Pavilion Table by &Tradition

Its sweeping surface in lacquered walnut, And Tradition’s Pavilion table by Anderssen & Voll nods to classic Modernism with its intense colouring and bent metal frame.


Runner Wood Desk by Cattelan Italia

The Canaletto walnut and burned oak surface options of the Runner Wood desk by Paolo Cattelan for Cattelan Italia create a distinguished, mood for work or play.


FH3605TM Desk by Fritz Hansen

Designed in by Arne Jacobsen in 1955 and newly updated with two tabletop choices of walnut veneer and black stained ash, Fritz Hansen’s FH3605TM desk has been drawn to the dark side.


Private Dining Table by Gubi

Made up of a monumental slab of brown-black stained ash veneer, the Private Dining Table by Space Copenhagen is inspired by antique Japanese furniture and a contemporary approach to traditional craft techniques.

Happy Hues

If there’s one colour palette dancing in front of us for A/W design, it’s the bright, bold, cheerful tones of the vibrant. While stones are expressing nature’s more tonal take on the vivid, upholstery and other finishings and furnishings have heard the call to bring some kaleidoscopic brilliance to our homes. From wow-factor primary tones to bold pastels, as long as it’s imbued with glorious pigment, it can come in and put a smile on our faces.


Le Bambole Collection by B&B Italia

B&B Italia’s celebratory 50th anniversary edition of its 1972-designed Le Bambole collection by Mario Bellini has been radically renewed – made with sustainable materials, its upholstery comes in an enlivening array of eight bright shades.


The Sengu Bold by Cassina

The Sengu Bold by Patricia Urquiola for Cassina fits in with the brand’s colourful palette this season, it’s off-kilter angles and exaggerated low-slung base bedecked in an energetic yellow fabric that reminds us of days in the sun.

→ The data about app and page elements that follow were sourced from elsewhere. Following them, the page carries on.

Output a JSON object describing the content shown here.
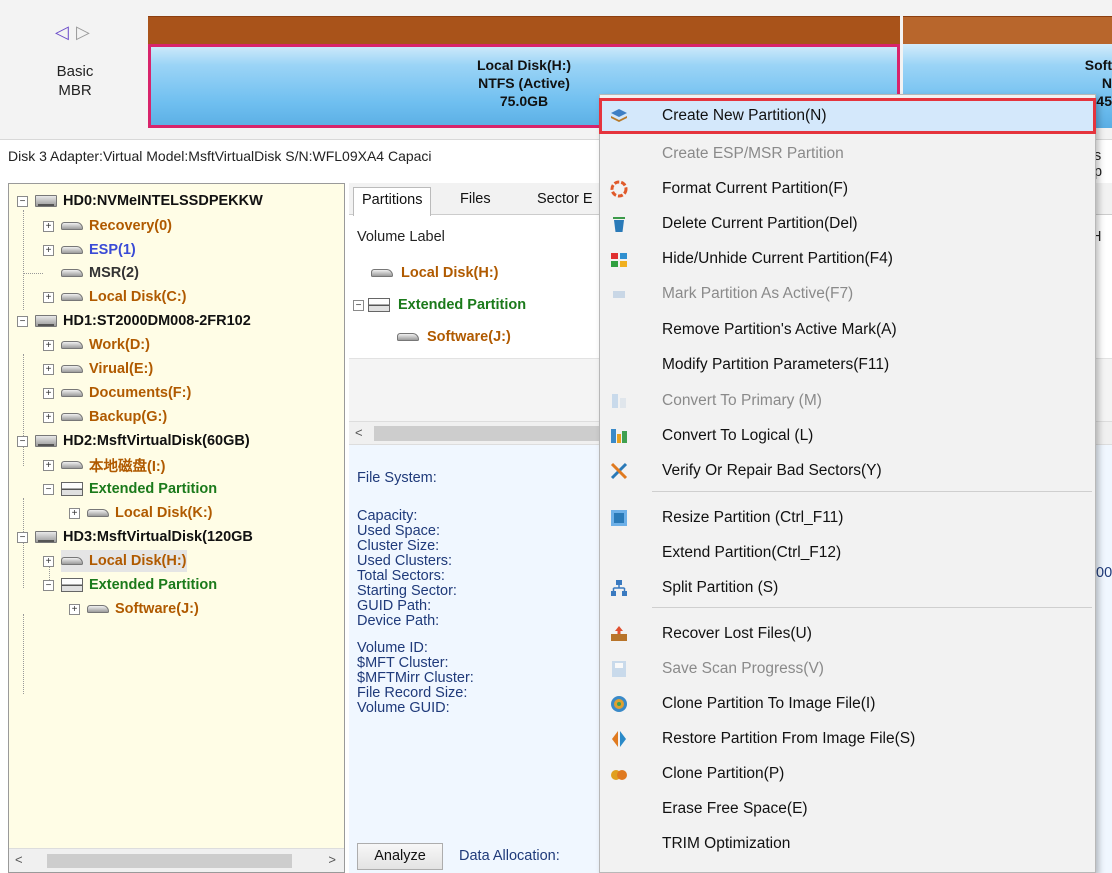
{
  "diskmap": {
    "nav_arrows": [
      "◁",
      "▷"
    ],
    "basic_label": "Basic",
    "mbr_label": "MBR",
    "partitions": [
      {
        "line1": "Local Disk(H:)",
        "line2": "NTFS (Active)",
        "line3": "75.0GB"
      },
      {
        "line1": "Soft",
        "line2": "N",
        "line3": "45"
      }
    ],
    "disk_info": "Disk 3 Adapter:Virtual  Model:MsftVirtualDisk  S/N:WFL09XA4  Capaci",
    "disk_info_tail": "s p"
  },
  "tree": {
    "nodes": [
      {
        "label": "HD0:NVMeINTELSSDPEKKW",
        "kind": "disk"
      },
      {
        "label": "Recovery(0)",
        "kind": "vol"
      },
      {
        "label": "ESP(1)",
        "kind": "esp"
      },
      {
        "label": "MSR(2)",
        "kind": "msr"
      },
      {
        "label": "Local Disk(C:)",
        "kind": "vol"
      },
      {
        "label": "HD1:ST2000DM008-2FR102",
        "kind": "disk"
      },
      {
        "label": "Work(D:)",
        "kind": "vol"
      },
      {
        "label": "Virual(E:)",
        "kind": "vol"
      },
      {
        "label": "Documents(F:)",
        "kind": "vol"
      },
      {
        "label": "Backup(G:)",
        "kind": "vol"
      },
      {
        "label": "HD2:MsftVirtualDisk(60GB)",
        "kind": "disk"
      },
      {
        "label": "本地磁盘(I:)",
        "kind": "vol"
      },
      {
        "label": "Extended Partition",
        "kind": "ext"
      },
      {
        "label": "Local Disk(K:)",
        "kind": "vol"
      },
      {
        "label": "HD3:MsftVirtualDisk(120GB",
        "kind": "disk"
      },
      {
        "label": "Local Disk(H:)",
        "kind": "vol"
      },
      {
        "label": "Extended Partition",
        "kind": "ext"
      },
      {
        "label": "Software(J:)",
        "kind": "vol"
      }
    ]
  },
  "right": {
    "tabs": [
      "Partitions",
      "Files",
      "Sector E"
    ],
    "col_header": "Volume Label",
    "col_header_right": "H",
    "rows": [
      "Local Disk(H:)",
      "Extended Partition",
      "Software(J:)"
    ],
    "labels": [
      "File System:",
      "Capacity:",
      "Used Space:",
      "Cluster Size:",
      "Used Clusters:",
      "Total Sectors:",
      "Starting Sector:",
      "GUID Path:",
      "Device Path:",
      "Volume ID:",
      "$MFT Cluster:",
      "$MFTMirr Cluster:",
      "File Record Size:",
      "Volume GUID:"
    ],
    "edge_value": "00",
    "analyze_label": "Analyze",
    "data_allocation_label": "Data Allocation:"
  },
  "menu": {
    "items": [
      {
        "label": "Create New Partition(N)",
        "icon": "create-partition-icon",
        "disabled": false
      },
      {
        "label": "Create ESP/MSR Partition",
        "icon": "",
        "disabled": true
      },
      {
        "label": "Format Current Partition(F)",
        "icon": "format-icon",
        "disabled": false
      },
      {
        "label": "Delete Current Partition(Del)",
        "icon": "recycle-bin-icon",
        "disabled": false
      },
      {
        "label": "Hide/Unhide Current Partition(F4)",
        "icon": "hide-icon",
        "disabled": false
      },
      {
        "label": "Mark Partition As Active(F7)",
        "icon": "mark-active-icon",
        "disabled": true
      },
      {
        "label": "Remove Partition's Active Mark(A)",
        "icon": "",
        "disabled": false
      },
      {
        "label": "Modify Partition Parameters(F11)",
        "icon": "",
        "disabled": false
      },
      {
        "label": "Convert To Primary (M)",
        "icon": "convert-primary-icon",
        "disabled": true
      },
      {
        "label": "Convert To Logical (L)",
        "icon": "convert-logical-icon",
        "disabled": false
      },
      {
        "label": "Verify Or Repair Bad Sectors(Y)",
        "icon": "repair-tools-icon",
        "disabled": false
      },
      {
        "label": "Resize Partition (Ctrl_F11)",
        "icon": "resize-icon",
        "disabled": false
      },
      {
        "label": "Extend Partition(Ctrl_F12)",
        "icon": "",
        "disabled": false
      },
      {
        "label": "Split Partition (S)",
        "icon": "split-icon",
        "disabled": false
      },
      {
        "label": "Recover Lost Files(U)",
        "icon": "recover-icon",
        "disabled": false
      },
      {
        "label": "Save Scan Progress(V)",
        "icon": "save-icon",
        "disabled": true
      },
      {
        "label": "Clone Partition To Image File(I)",
        "icon": "clone-image-icon",
        "disabled": false
      },
      {
        "label": "Restore Partition From Image File(S)",
        "icon": "restore-icon",
        "disabled": false
      },
      {
        "label": "Clone Partition(P)",
        "icon": "clone-icon",
        "disabled": false
      },
      {
        "label": "Erase Free Space(E)",
        "icon": "",
        "disabled": false
      },
      {
        "label": "TRIM Optimization",
        "icon": "",
        "disabled": false
      }
    ]
  },
  "colors": {
    "volume": "#b05a00",
    "extended": "#1b7a1b",
    "esp": "#3a4bd6",
    "selection_outline": "#d8246b",
    "menu_highlight_border": "#e5343d",
    "label_blue": "#1f3a7a"
  }
}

Standard chair by Vitra

Vitra’s vibrant revisions to its Standard chair by Jean Prouvé coat the legs of the iconic 1934-designed seat in a bright blue and green, the makeover lending frivolity and playfulness to the design classic.


Almendra Pendants by Flos

Experimental and expressive both in form and colour, Flos’s (fully sustainable) Almendra pendants by Patricia Urquiola comes in a range of happy hues including Lilac, Ochre and Bay Blue.

Unexpected Angles

Get your protractors out – angles are back. After years of yearning for circles, roundness and eschewing corners, sharpness and straight lines in the home, we’ve started to revolt. These aren’t your usual right-angled tables, it’s a whole lot more creative than that. Designers are experimenting with balance, illusion and juxtaposition in materials soft and hard. Oh, and you can forget about the rules of gravity too.


Flutz chair by Cassina

Cassina merges precision and comfort with its Flutz chair by Michael Anastassiades, its sharp parallel aluminium sides sheltering a soft seat within.


Pisa Coffee Tables by Bonaldo

Unsurprisingly, Bonaldo’s Pisa coffee tables by Mauro Lipparini lean diagonally to the side, balancing themselves with an off-kilter surface or standing thin and tower-like.


Square Armchair by Moroso

Square by Jonathan Olivares for Moroso blurs the boundaries between soft and hard, forming cushioned right angles and perfect lines in precise upholstery.


Potence Wall Lamp by Vitra

With its new Abat-Jour shade throwing more geometry into the mix, Vitra’s Potence wall lamp by Jean Prouvé shoots sharply upward, mixing the aesthetic of a wall and pendant light.

More Articles